Web page and app entries:
/---
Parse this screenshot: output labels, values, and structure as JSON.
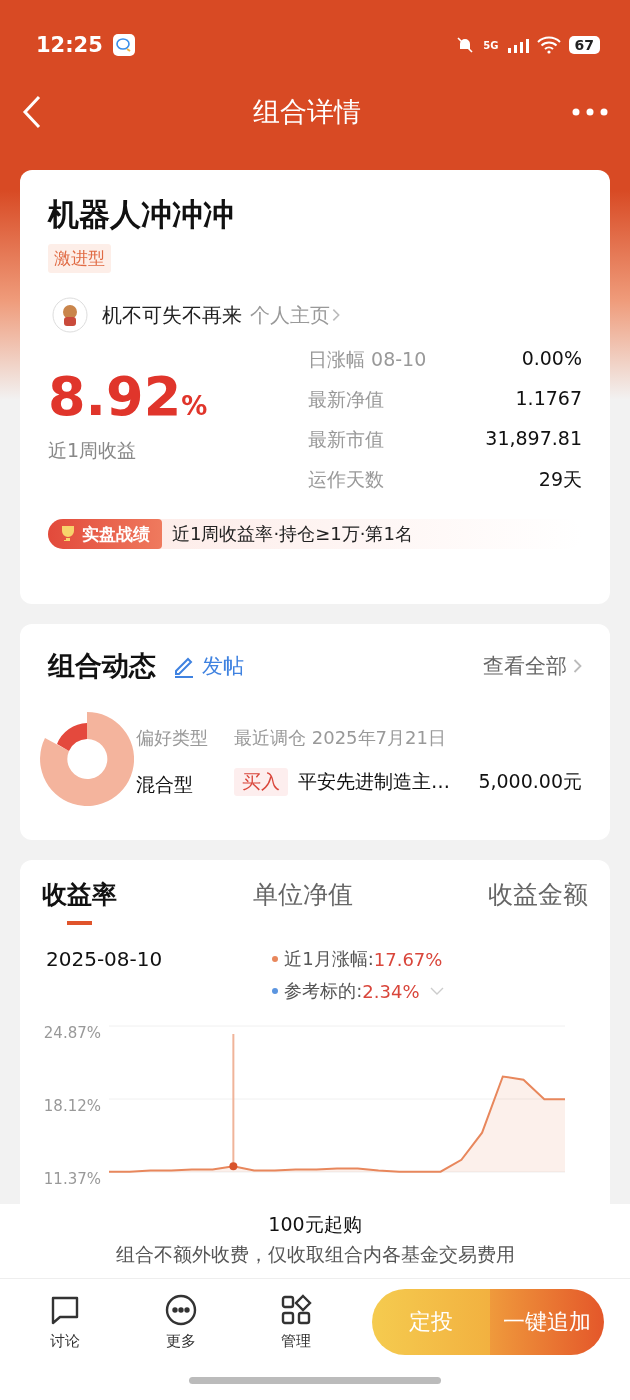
{
  "status_bar": {
    "time": "12:25",
    "network": "5G",
    "battery": "67"
  },
  "header": {
    "title": "组合详情"
  },
  "portfolio": {
    "name": "机器人冲冲冲",
    "risk_tag": "激进型",
    "manager": {
      "name": "机不可失不再来",
      "link": "个人主页"
    },
    "return": {
      "value": "8.92",
      "unit": "%",
      "label": "近1周收益"
    },
    "stats": [
      {
        "label": "日涨幅 08-10",
        "value": "0.00%"
      },
      {
        "label": "最新净值",
        "value": "1.1767"
      },
      {
        "label": "最新市值",
        "value": "31,897.81"
      },
      {
        "label": "运作天数",
        "value": "29天"
      }
    ],
    "ranking": {
      "badge": "实盘战绩",
      "text": "近1周收益率·持仓≥1万·第1名"
    }
  },
  "dynamics": {
    "title": "组合动态",
    "post_button": "发帖",
    "view_all": "查看全部",
    "preference": {
      "label": "偏好类型",
      "value": "混合型"
    },
    "latest": "最近调仓 2025年7月21日",
    "trade": {
      "action": "买入",
      "fund": "平安先进制造主…",
      "amount": "5,000.00元"
    }
  },
  "performance": {
    "tabs": [
      {
        "label": "收益率",
        "selected": true
      },
      {
        "label": "单位净值",
        "selected": false
      },
      {
        "label": "收益金额",
        "selected": false
      }
    ],
    "date": "2025-08-10",
    "legend": [
      {
        "label": "近1月涨幅:",
        "value": "17.67%",
        "color": "#e8875c",
        "dropdown": false
      },
      {
        "label": "参考标的:",
        "value": "2.34%",
        "color": "#5b95e0",
        "dropdown": true
      }
    ],
    "chart_data": {
      "type": "area",
      "ylim": [
        11.37,
        24.87
      ],
      "yticks": [
        {
          "value": 24.87,
          "label": "24.87%"
        },
        {
          "value": 18.12,
          "label": "18.12%"
        },
        {
          "value": 11.37,
          "label": "11.37%"
        }
      ],
      "series": [
        {
          "color": "#e8875c",
          "values": [
            11.4,
            11.4,
            11.5,
            11.5,
            11.6,
            11.6,
            11.9,
            11.5,
            11.5,
            11.6,
            11.6,
            11.7,
            11.7,
            11.5,
            11.4,
            11.4,
            11.4,
            12.5,
            15.0,
            20.2,
            19.9,
            18.1,
            18.1
          ]
        }
      ]
    }
  },
  "footer": {
    "min_purchase": "100元起购",
    "fee_note": "组合不额外收费，仅收取组合内各基金交易费用",
    "nav": [
      {
        "label": "讨论",
        "kind": "chat"
      },
      {
        "label": "更多",
        "kind": "more"
      },
      {
        "label": "管理",
        "kind": "manage"
      }
    ],
    "buttons": [
      {
        "label": "定投",
        "kind": "plan"
      },
      {
        "label": "一键追加",
        "kind": "add"
      }
    ]
  }
}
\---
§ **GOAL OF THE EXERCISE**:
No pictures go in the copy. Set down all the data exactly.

§ **ANSWER**:
Parse this screenshot: output labels, values, and structure as JSON.
{
  "status_bar": {
    "time": "12:25",
    "network": "5G",
    "battery": "67"
  },
  "header": {
    "title": "组合详情"
  },
  "portfolio": {
    "name": "机器人冲冲冲",
    "risk_tag": "激进型",
    "manager": {
      "name": "机不可失不再来",
      "link": "个人主页"
    },
    "return": {
      "value": "8.92",
      "unit": "%",
      "label": "近1周收益"
    },
    "stats": [
      {
        "label": "日涨幅 08-10",
        "value": "0.00%"
      },
      {
        "label": "最新净值",
        "value": "1.1767"
      },
      {
        "label": "最新市值",
        "value": "31,897.81"
      },
      {
        "label": "运作天数",
        "value": "29天"
      }
    ],
    "ranking": {
      "badge": "实盘战绩",
      "text": "近1周收益率·持仓≥1万·第1名"
    }
  },
  "dynamics": {
    "title": "组合动态",
    "post_button": "发帖",
    "view_all": "查看全部",
    "preference": {
      "label": "偏好类型",
      "value": "混合型"
    },
    "latest": "最近调仓 2025年7月21日",
    "trade": {
      "action": "买入",
      "fund": "平安先进制造主…",
      "amount": "5,000.00元"
    }
  },
  "performance": {
    "tabs": [
      {
        "label": "收益率",
        "selected": true
      },
      {
        "label": "单位净值",
        "selected": false
      },
      {
        "label": "收益金额",
        "selected": false
      }
    ],
    "date": "2025-08-10",
    "legend": [
      {
        "label": "近1月涨幅:",
        "value": "17.67%",
        "color": "#e8875c",
        "dropdown": false
      },
      {
        "label": "参考标的:",
        "value": "2.34%",
        "color": "#5b95e0",
        "dropdown": true
      }
    ],
    "chart_data": {
      "type": "area",
      "ylim": [
        11.37,
        24.87
      ],
      "yticks": [
        {
          "value": 24.87,
          "label": "24.87%"
        },
        {
          "value": 18.12,
          "label": "18.12%"
        },
        {
          "value": 11.37,
          "label": "11.37%"
        }
      ],
      "series": [
        {
          "color": "#e8875c",
          "values": [
            11.4,
            11.4,
            11.5,
            11.5,
            11.6,
            11.6,
            11.9,
            11.5,
            11.5,
            11.6,
            11.6,
            11.7,
            11.7,
            11.5,
            11.4,
            11.4,
            11.4,
            12.5,
            15.0,
            20.2,
            19.9,
            18.1,
            18.1
          ]
        }
      ]
    }
  },
  "footer": {
    "min_purchase": "100元起购",
    "fee_note": "组合不额外收费，仅收取组合内各基金交易费用",
    "nav": [
      {
        "label": "讨论",
        "kind": "chat"
      },
      {
        "label": "更多",
        "kind": "more"
      },
      {
        "label": "管理",
        "kind": "manage"
      }
    ],
    "buttons": [
      {
        "label": "定投",
        "kind": "plan"
      },
      {
        "label": "一键追加",
        "kind": "add"
      }
    ]
  }
}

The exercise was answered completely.